When to add a slur over a glissando mark – and when not to.

(Tip no. 91 from 100 MORE Orchestration Tips, to be released in 2020.)

One of the most common bugaboos of the developing orchestrator is the unintentional ambiguity of their string glissando scoring. I see this all the time: a composer has scored a pair, or several pairs, of tones separated by straight glissando lines, with the intention that the string players glissando between the pitches; and yet there’s no slur or other guide to inform them of how to bow the note.

This deceptively simple row of glissando pairs contains absolutely zero information to the player about how to bow the notes.

Usually, I simply suggest to the orchestrator under evaluation that they connect each pair with a slur, which is probably their intention 99.9% of the time. This is the simplest approach for the player as well, meaning that each pair of quarter notes in this case is essentially a half note for the purposes of bowing, even though there’s actually a starting pitch, a destination pitch, and all the pitches of the glissando between them.

This is the solution that’s mostly intended in a passage notated like Fig. 91a. The orchestrator should merely connect each pair of pitches with a slur, making in this case the duration of each bowstroke equal a half note. This is the simplest strategy for the player as well.

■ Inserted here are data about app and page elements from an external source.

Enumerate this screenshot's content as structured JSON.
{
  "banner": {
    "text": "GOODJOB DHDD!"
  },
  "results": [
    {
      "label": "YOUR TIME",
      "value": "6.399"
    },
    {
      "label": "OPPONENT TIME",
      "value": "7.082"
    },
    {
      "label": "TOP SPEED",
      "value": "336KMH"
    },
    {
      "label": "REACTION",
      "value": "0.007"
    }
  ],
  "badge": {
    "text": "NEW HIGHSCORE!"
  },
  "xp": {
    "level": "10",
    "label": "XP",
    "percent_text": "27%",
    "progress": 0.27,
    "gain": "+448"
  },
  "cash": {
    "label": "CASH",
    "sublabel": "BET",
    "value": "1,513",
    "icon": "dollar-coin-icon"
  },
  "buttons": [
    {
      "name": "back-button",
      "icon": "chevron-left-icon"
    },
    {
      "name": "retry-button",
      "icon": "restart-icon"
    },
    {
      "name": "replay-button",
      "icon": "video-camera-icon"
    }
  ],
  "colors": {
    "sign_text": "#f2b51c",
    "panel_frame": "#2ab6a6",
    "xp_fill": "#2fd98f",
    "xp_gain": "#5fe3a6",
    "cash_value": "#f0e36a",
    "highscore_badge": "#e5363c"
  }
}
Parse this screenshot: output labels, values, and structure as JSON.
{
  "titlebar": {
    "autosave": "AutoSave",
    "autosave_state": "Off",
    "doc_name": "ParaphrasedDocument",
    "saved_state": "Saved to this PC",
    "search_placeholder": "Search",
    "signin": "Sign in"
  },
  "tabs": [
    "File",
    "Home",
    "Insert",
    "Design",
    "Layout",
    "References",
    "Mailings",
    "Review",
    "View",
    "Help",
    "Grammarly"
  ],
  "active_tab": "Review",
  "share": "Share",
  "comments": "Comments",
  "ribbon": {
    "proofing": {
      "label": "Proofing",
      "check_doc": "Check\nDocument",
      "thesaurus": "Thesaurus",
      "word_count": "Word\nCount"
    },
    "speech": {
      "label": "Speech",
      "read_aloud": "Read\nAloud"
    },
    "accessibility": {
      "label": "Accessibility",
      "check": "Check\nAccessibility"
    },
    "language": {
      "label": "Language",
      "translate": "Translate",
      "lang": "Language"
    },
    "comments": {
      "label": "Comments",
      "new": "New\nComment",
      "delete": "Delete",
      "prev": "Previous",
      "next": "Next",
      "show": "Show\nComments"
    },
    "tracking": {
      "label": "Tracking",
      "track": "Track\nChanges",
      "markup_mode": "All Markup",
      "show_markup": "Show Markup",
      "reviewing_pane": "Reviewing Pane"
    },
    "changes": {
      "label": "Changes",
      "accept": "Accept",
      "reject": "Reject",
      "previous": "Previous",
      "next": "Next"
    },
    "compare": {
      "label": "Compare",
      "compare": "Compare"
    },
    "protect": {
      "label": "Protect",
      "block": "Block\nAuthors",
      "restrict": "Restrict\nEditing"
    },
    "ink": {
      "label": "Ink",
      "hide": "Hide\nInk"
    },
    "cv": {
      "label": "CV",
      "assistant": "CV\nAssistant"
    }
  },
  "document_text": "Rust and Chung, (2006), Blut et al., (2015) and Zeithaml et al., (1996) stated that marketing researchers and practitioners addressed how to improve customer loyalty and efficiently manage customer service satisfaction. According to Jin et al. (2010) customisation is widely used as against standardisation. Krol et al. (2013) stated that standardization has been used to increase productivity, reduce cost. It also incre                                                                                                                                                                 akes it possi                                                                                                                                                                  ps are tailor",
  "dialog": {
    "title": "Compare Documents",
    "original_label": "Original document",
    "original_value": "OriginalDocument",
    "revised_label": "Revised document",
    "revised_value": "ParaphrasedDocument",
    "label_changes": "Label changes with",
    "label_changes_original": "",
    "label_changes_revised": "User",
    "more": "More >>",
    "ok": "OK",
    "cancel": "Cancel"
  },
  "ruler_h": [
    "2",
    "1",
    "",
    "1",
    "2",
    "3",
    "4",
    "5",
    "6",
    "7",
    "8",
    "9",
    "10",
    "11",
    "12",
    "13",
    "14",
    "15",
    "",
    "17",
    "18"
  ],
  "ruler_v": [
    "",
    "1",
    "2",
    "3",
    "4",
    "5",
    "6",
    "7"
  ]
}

However, this isn’t the end of the question. There are situations in which the orchestrator may need the player to bow each written note separately. These include:

  • the need for emphasis at the end of the glissando
  • a very long glissando using up much of the bowstroke
  • a case in which the glissando crosses the strings

In the case of the above, here’s a situation in which the orchestrator not only should but also must supply down-bow and up-bow markings, at least in the first instance (after which the second pair may be marked “sim.” and the rest accepted by the player as having the same approach). You have to let the player know that you need the starting and destination pitches to be bowed separately. What this means is that the player will usually play the first pitch and then start to slide their finger up or down under the same bow, and then quickly change bow (often with some added emphasis indicated by an articulation mark) when the destination pitch is reached (which hopefully will coincide with the intended time value).

The same passage once again, with doubled time values and at slower tempo, and an emphasis at the end of each glissando – necessitating a change of bow, which is marked in its first instance, then indicated as an ongoing approach with the marking “sim.” in the second instance.

Even so, this down/up (or even up/down in some situations) approach can quickly become tiresome for the player – and the listener as well, if the effect is too jarring and obvious. And yet, it’s enormously useful to the player in solving problems when our list of conditions above attain the perfect trifecta. One such passage is the infamous glissando from Mahler’s Symphony no. 4, movement 3, in which the first violins have a very long glissando that both crosses the strings andends with an emphasis. Though the score isn’t marked, violinists will approach the bowing in the manner marked below.

Mahler, Symphony no. 4, movt. 3, violin 1 part, bars 74-79. In this glissando, the composer attains the perfect trifecta indicating that a change of bowing is needed on the destination pitch – em-phasis at the end, a very long gliss, and string-crossing all together. Note that since this is a crescendo leading into a strong downbeat, the players will usually choose to bow the glissando up and the desti-nation note down. The slurs are often disregarded, with the violinists simply playing in a legato manner.